Illinois never has been more polarized. Our nation never more divided. This campaign season is unlike any other before it. Against this backdrop, in the instant age of the internet, claims and counterclaims, charges and countercharges fly faster than the human brain can process them.
And the intensity and volume and velocity of those claims only will increase as we catapult through the calendar toward the Nov. 8 election and the aftermath that still leaves our state and local officials needing to pass a budget and replenish depleted public pension plans.
That is why we're happy to let you know we're here to help you sort out the truth.
Today, we are thrilled to announce Reboot Illinois is joining the Pulitzer Prize-winning PolitiFact team. Reboot Illinois now is the exclusive home of PolitiFact Illinois, partnering with the world-renowned news operation to prosecute political speech, find the facts and determine in transparent fashion whether the claims and counterclaims of Illinois' officeholders, public figures and pundits are true.
"Politicians be warned, the Truth-O-Meter has made it to Illinois," said PolitiFact executive director Aaron Sharockman. "We're thrilled to have a partner like Reboot Illinois, who already has a track record of holding the state's political establishment accountable. The addition of PolitiFact will only further help Illinois voters this fall and in the years to come."
We launched Reboot Illinois in 2012 with the mission of empowering Illinois citizens with news, views, fast facts and tools to help them take ownership of their governments. We've done that by simplifying complex topics, presenting candidate scorecards and creating our Sound Off tool that helps you easily send a message to state officials.
Our partnership with PolitiFact is a tremendous affirmation of the work we've done and an incredible opportunity to help Illinoisans cut through the rhetoric, spin and double talk that clutters the internet, our airwaves and our conversations.
We begin cutting through the clutter today. Gov. Bruce Rauner repeatedly has been saying Illinois has lower family incomes today than it did 17 years ago because of the actions of Democrats led by House Speaker Mike Madigan. What does our research show? And where did it land on the PolitiFact Truth-o-Meter? You can find the answers in our first PolitiFact Illinois fact-check.
As PolitiFact Illinois, we will research and rate newsworthy claims and assertions made by politicians, public figures and pundits in Illinois directly or in their campaign materials in the same prize-winning, transparent and rigorous fashion as the national PolitiFact team. Our work will join theirs in a national database. It also will form the PolitiFact Illinois database and will live on the Reboot Illinois website as well.
Launched in 2007 by the Tampa Bay Times to fact-check the 2008 presidential campaign, PolitiFact was recognized with a Pulitzer Prize in national reporting the following year. Its reporting and Truth-O-Meter are regularly cited by politicians, pundits and celebrities and we're pleased to broaden its reach to Illinois, as the 18th state in the PolitiFact family.
PolitiFact reporting aims to be fair and transparent. We'll rigorously dig into assertions by Republicans, Democrats and non-partisan officeholders and pundits. It's common for fact checks to include links to many sources used to analyze an assertion. This transparency gives readers power. You can judge for yourself the quality of our work.

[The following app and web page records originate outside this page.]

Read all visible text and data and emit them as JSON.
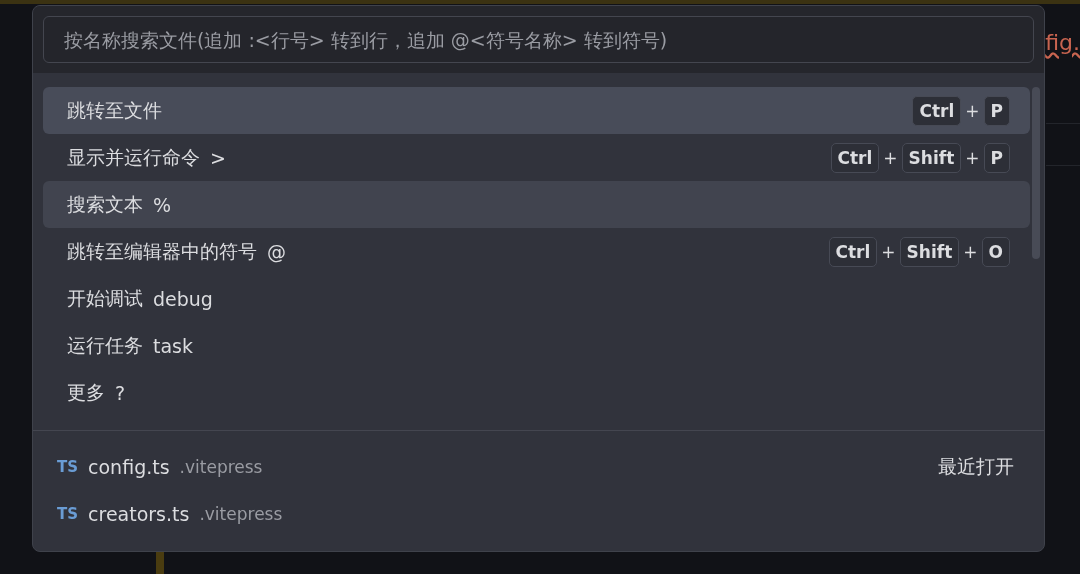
{
  "editor": {
    "tab_fragment": "fig."
  },
  "palette": {
    "search": {
      "placeholder": "按名称搜索文件(追加 :<行号> 转到行，追加 @<符号名称> 转到符号)"
    },
    "commands": [
      {
        "label": "跳转至文件",
        "keys": [
          {
            "kind": "key",
            "text": "Ctrl"
          },
          {
            "kind": "plus",
            "text": "+"
          },
          {
            "kind": "key",
            "text": "P"
          }
        ],
        "selected": true,
        "hovered": false
      },
      {
        "label": "显示并运行命令",
        "hint": ">",
        "keys": [
          {
            "kind": "key",
            "text": "Ctrl"
          },
          {
            "kind": "plus",
            "text": "+"
          },
          {
            "kind": "key",
            "text": "Shift"
          },
          {
            "kind": "plus",
            "text": "+"
          },
          {
            "kind": "key",
            "text": "P"
          }
        ],
        "selected": false,
        "hovered": false
      },
      {
        "label": "搜索文本",
        "hint": "%",
        "selected": false,
        "hovered": true
      },
      {
        "label": "跳转至编辑器中的符号",
        "hint": "@",
        "keys": [
          {
            "kind": "key",
            "text": "Ctrl"
          },
          {
            "kind": "plus",
            "text": "+"
          },
          {
            "kind": "key",
            "text": "Shift"
          },
          {
            "kind": "plus",
            "text": "+"
          },
          {
            "kind": "key",
            "text": "O"
          }
        ],
        "selected": false,
        "hovered": false
      },
      {
        "label": "开始调试",
        "hint": "debug",
        "selected": false,
        "hovered": false
      },
      {
        "label": "运行任务",
        "hint": "task",
        "selected": false,
        "hovered": false
      },
      {
        "label": "更多",
        "hint": "?",
        "selected": false,
        "hovered": false
      }
    ],
    "recent_label": "最近打开",
    "files": [
      {
        "icon": "TS",
        "name": "config.ts",
        "folder": ".vitepress"
      },
      {
        "icon": "TS",
        "name": "creators.ts",
        "folder": ".vitepress"
      }
    ]
  }
}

PolitiFact stories focus on verifiable statements, not opinions. PolitiFact's team understands, too, that context is key. We always will try to get the original statement in its full form and, when possible, will seek out original sources. While the reporting is thorough, transparent and meticulous, PolitiFact is recognized for the way it simplifies and rates its conclusions about the truth of a statement with the "Truth-O-Meter," a measurement that acknowledges most statements and political speech contain shades of gray.
Truth-O-Meter rulings are determined by a panel of at least three editors, who review the reporting and determine what ruling will be applied.
There are six possible PolitiFact rulings. The definitions of each follow:
True -- The statement is accurate and nothing significant is missing.
Mostly True -- The statement is accurate but needs clarification or additional information.
Half True -- The statement is partially accurate but leaves out important details or takes things out of context.
Mostly False -- The statement contains some element of truth but ignores critical facts that would give a different impression.
False -- The statement is not accurate.
Pants on Fire -- The statement is not accurate and makes a ridiculous claim.
Our fact-checking of claims and political rhetoric will help Illinoisans see the truth and appreciate the full context of statements they see and hear. We expect it will help citizen-voters make better-educated choices about the politicians who work for them.
Our politicians and public officials might not always appreciate our PolitiFact work, but there's never been a more important time to stop, dig into the research and hold them accountable. We all should be able to see the unvarnished truth in that.
Read our first fact-check: Is it true when Bruce Rauner says Illinois family incomes lower today than 17 years ago?